● Data for review:

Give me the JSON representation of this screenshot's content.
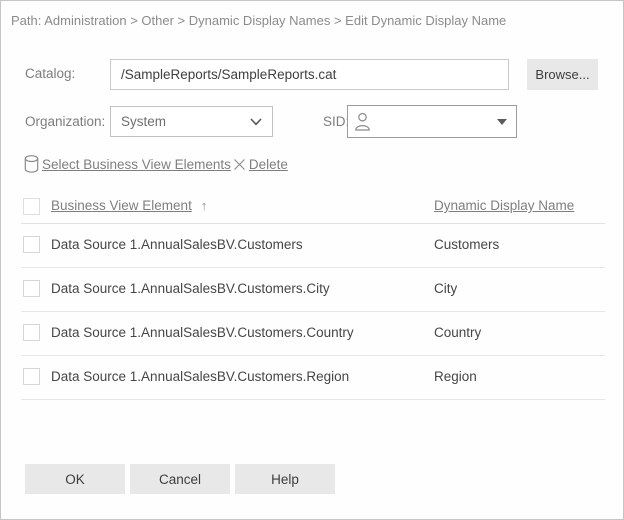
{
  "breadcrumb": "Path: Administration > Other > Dynamic Display Names > Edit Dynamic Display Name",
  "catalog": {
    "label": "Catalog:",
    "value": "/SampleReports/SampleReports.cat",
    "browse_label": "Browse..."
  },
  "organization": {
    "label": "Organization:",
    "selected": "System"
  },
  "sid": {
    "label": "SID:",
    "value": ""
  },
  "toolbar": {
    "select_elements_label": "Select Business View Elements",
    "delete_label": "Delete"
  },
  "table": {
    "columns": [
      "Business View Element",
      "Dynamic Display Name"
    ],
    "sort": {
      "column": "Business View Element",
      "direction": "ascending",
      "glyph": "↑"
    },
    "rows": [
      {
        "element": "Data Source 1.AnnualSalesBV.Customers",
        "display_name": "Customers"
      },
      {
        "element": "Data Source 1.AnnualSalesBV.Customers.City",
        "display_name": "City"
      },
      {
        "element": "Data Source 1.AnnualSalesBV.Customers.Country",
        "display_name": "Country"
      },
      {
        "element": "Data Source 1.AnnualSalesBV.Customers.Region",
        "display_name": "Region"
      }
    ]
  },
  "footer": {
    "ok_label": "OK",
    "cancel_label": "Cancel",
    "help_label": "Help"
  },
  "colors": {
    "muted_text": "#8b8b8b",
    "dark_text": "#464646",
    "input_border": "#c9c9c9",
    "button_bg": "#e8e8e8",
    "separator": "#e7e7e7"
  }
}
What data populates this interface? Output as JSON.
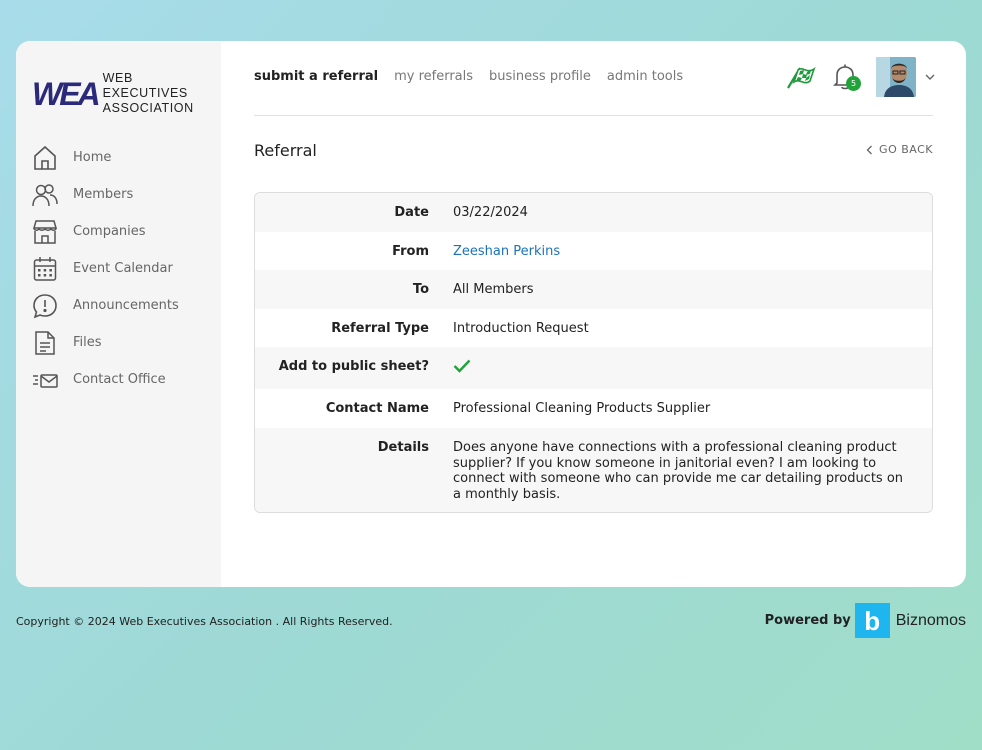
{
  "logo": {
    "mark": "WEA",
    "line1": "WEB EXECUTIVES",
    "line2": "ASSOCIATION"
  },
  "sidebar": {
    "items": [
      {
        "label": "Home",
        "icon": "home-icon"
      },
      {
        "label": "Members",
        "icon": "members-icon"
      },
      {
        "label": "Companies",
        "icon": "store-icon"
      },
      {
        "label": "Event Calendar",
        "icon": "calendar-icon"
      },
      {
        "label": "Announcements",
        "icon": "announcement-icon"
      },
      {
        "label": "Files",
        "icon": "file-icon"
      },
      {
        "label": "Contact Office",
        "icon": "mail-icon"
      }
    ]
  },
  "topnav": {
    "tabs": [
      {
        "label": "submit a referral",
        "active": true
      },
      {
        "label": "my referrals"
      },
      {
        "label": "business profile"
      },
      {
        "label": "admin tools"
      }
    ]
  },
  "header": {
    "notification_count": "5"
  },
  "page": {
    "title": "Referral",
    "go_back": "GO BACK"
  },
  "referral": {
    "date_label": "Date",
    "date": "03/22/2024",
    "from_label": "From",
    "from": "Zeeshan Perkins",
    "to_label": "To",
    "to": "All Members",
    "type_label": "Referral Type",
    "type": "Introduction Request",
    "public_label": "Add to public sheet?",
    "public": true,
    "contact_label": "Contact Name",
    "contact": "Professional Cleaning Products Supplier",
    "details_label": "Details",
    "details": "Does anyone have connections with a professional cleaning product supplier? If you know someone in janitorial even? I am looking to connect with someone who can provide me car detailing products on a monthly basis."
  },
  "footer": {
    "copyright": "Copyright © 2024 Web Executives Association . All Rights Reserved.",
    "powered_by": "Powered by",
    "brand_letter": "b",
    "brand_name": "Biznomos"
  },
  "colors": {
    "accent_green": "#22a33a",
    "link_blue": "#1a73b8",
    "logo_navy": "#2b2a7a",
    "brand_blue": "#1fb6f0"
  }
}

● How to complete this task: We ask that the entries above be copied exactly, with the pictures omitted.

● Written reply:
Give me the JSON representation of this screenshot's content.
{
  "breadcrumb": "Path: Administration > Other > Dynamic Display Names > Edit Dynamic Display Name",
  "catalog": {
    "label": "Catalog:",
    "value": "/SampleReports/SampleReports.cat",
    "browse_label": "Browse..."
  },
  "organization": {
    "label": "Organization:",
    "selected": "System"
  },
  "sid": {
    "label": "SID:",
    "value": ""
  },
  "toolbar": {
    "select_elements_label": "Select Business View Elements",
    "delete_label": "Delete"
  },
  "table": {
    "columns": [
      "Business View Element",
      "Dynamic Display Name"
    ],
    "sort": {
      "column": "Business View Element",
      "direction": "ascending",
      "glyph": "↑"
    },
    "rows": [
      {
        "element": "Data Source 1.AnnualSalesBV.Customers",
        "display_name": "Customers"
      },
      {
        "element": "Data Source 1.AnnualSalesBV.Customers.City",
        "display_name": "City"
      },
      {
        "element": "Data Source 1.AnnualSalesBV.Customers.Country",
        "display_name": "Country"
      },
      {
        "element": "Data Source 1.AnnualSalesBV.Customers.Region",
        "display_name": "Region"
      }
    ]
  },
  "footer": {
    "ok_label": "OK",
    "cancel_label": "Cancel",
    "help_label": "Help"
  },
  "colors": {
    "muted_text": "#8b8b8b",
    "dark_text": "#464646",
    "input_border": "#c9c9c9",
    "button_bg": "#e8e8e8",
    "separator": "#e7e7e7"
  }
}
What data populates this interface? Output as JSON.
{
  "logo": {
    "mark": "WEA",
    "line1": "WEB EXECUTIVES",
    "line2": "ASSOCIATION"
  },
  "sidebar": {
    "items": [
      {
        "label": "Home",
        "icon": "home-icon"
      },
      {
        "label": "Members",
        "icon": "members-icon"
      },
      {
        "label": "Companies",
        "icon": "store-icon"
      },
      {
        "label": "Event Calendar",
        "icon": "calendar-icon"
      },
      {
        "label": "Announcements",
        "icon": "announcement-icon"
      },
      {
        "label": "Files",
        "icon": "file-icon"
      },
      {
        "label": "Contact Office",
        "icon": "mail-icon"
      }
    ]
  },
  "topnav": {
    "tabs": [
      {
        "label": "submit a referral",
        "active": true
      },
      {
        "label": "my referrals"
      },
      {
        "label": "business profile"
      },
      {
        "label": "admin tools"
      }
    ]
  },
  "header": {
    "notification_count": "5"
  },
  "page": {
    "title": "Referral",
    "go_back": "GO BACK"
  },
  "referral": {
    "date_label": "Date",
    "date": "03/22/2024",
    "from_label": "From",
    "from": "Zeeshan Perkins",
    "to_label": "To",
    "to": "All Members",
    "type_label": "Referral Type",
    "type": "Introduction Request",
    "public_label": "Add to public sheet?",
    "public": true,
    "contact_label": "Contact Name",
    "contact": "Professional Cleaning Products Supplier",
    "details_label": "Details",
    "details": "Does anyone have connections with a professional cleaning product supplier? If you know someone in janitorial even? I am looking to connect with someone who can provide me car detailing products on a monthly basis."
  },
  "footer": {
    "copyright": "Copyright © 2024 Web Executives Association . All Rights Reserved.",
    "powered_by": "Powered by",
    "brand_letter": "b",
    "brand_name": "Biznomos"
  },
  "colors": {
    "accent_green": "#22a33a",
    "link_blue": "#1a73b8",
    "logo_navy": "#2b2a7a",
    "brand_blue": "#1fb6f0"
  }
}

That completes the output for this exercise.